### Extracted material:
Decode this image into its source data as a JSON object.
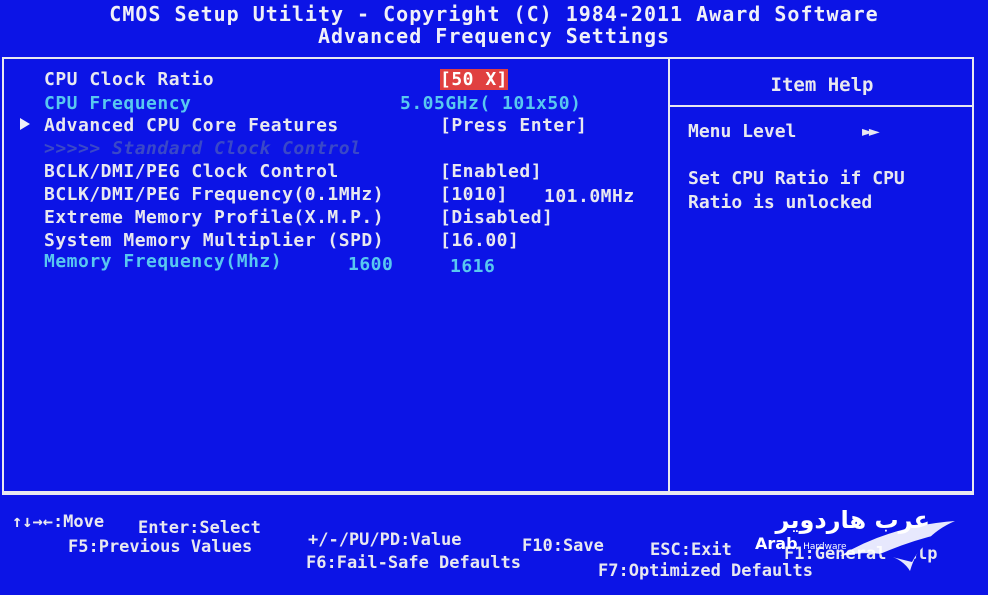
{
  "header": {
    "line1": "CMOS Setup Utility - Copyright (C) 1984-2011 Award Software",
    "line2": "Advanced Frequency Settings"
  },
  "settings": {
    "cpu_clock_ratio": {
      "label": "CPU Clock Ratio",
      "value": "[50 X]"
    },
    "cpu_frequency": {
      "label": "CPU Frequency",
      "value": "5.05GHz( 101x50)"
    },
    "advanced_cpu": {
      "label": "Advanced CPU Core Features",
      "value": "[Press Enter]"
    },
    "standard_clock": {
      "label": ">>>>>  Standard Clock Control"
    },
    "bclk_control": {
      "label": "BCLK/DMI/PEG Clock Control",
      "value": "[Enabled]"
    },
    "bclk_freq": {
      "label": "BCLK/DMI/PEG Frequency(0.1MHz)",
      "value": "[1010]",
      "extra": "101.0MHz"
    },
    "xmp": {
      "label": "Extreme Memory Profile(X.M.P.)",
      "value": "[Disabled]"
    },
    "mem_mult": {
      "label": "System Memory Multiplier (SPD)",
      "value": "[16.00]"
    },
    "mem_freq": {
      "label": "Memory Frequency(Mhz)",
      "value1": "1600",
      "value2": "1616"
    }
  },
  "help": {
    "title": "Item Help",
    "menu_level_label": "Menu Level",
    "menu_level_arrows": "►►",
    "line1": "Set CPU Ratio if CPU",
    "line2": "Ratio is unlocked"
  },
  "footer": {
    "move": "↑↓→←:Move",
    "enter": "Enter:Select",
    "value": "+/-/PU/PD:Value",
    "save": "F10:Save",
    "esc": "ESC:Exit",
    "f1": "F1:General Help",
    "f5": "F5:Previous Values",
    "f6": "F6:Fail-Safe Defaults",
    "f7": "F7:Optimized Defaults"
  },
  "watermark": {
    "arabic": "عرب هاردوير",
    "english": "Arab",
    "english_small": "Hardware"
  },
  "colors": {
    "background": "#0c14e6",
    "text": "#e8e8f0",
    "highlight": "#58c8f0",
    "selection": "#e04040"
  }
}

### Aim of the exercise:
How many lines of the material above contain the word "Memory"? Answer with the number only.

### Your solution:
3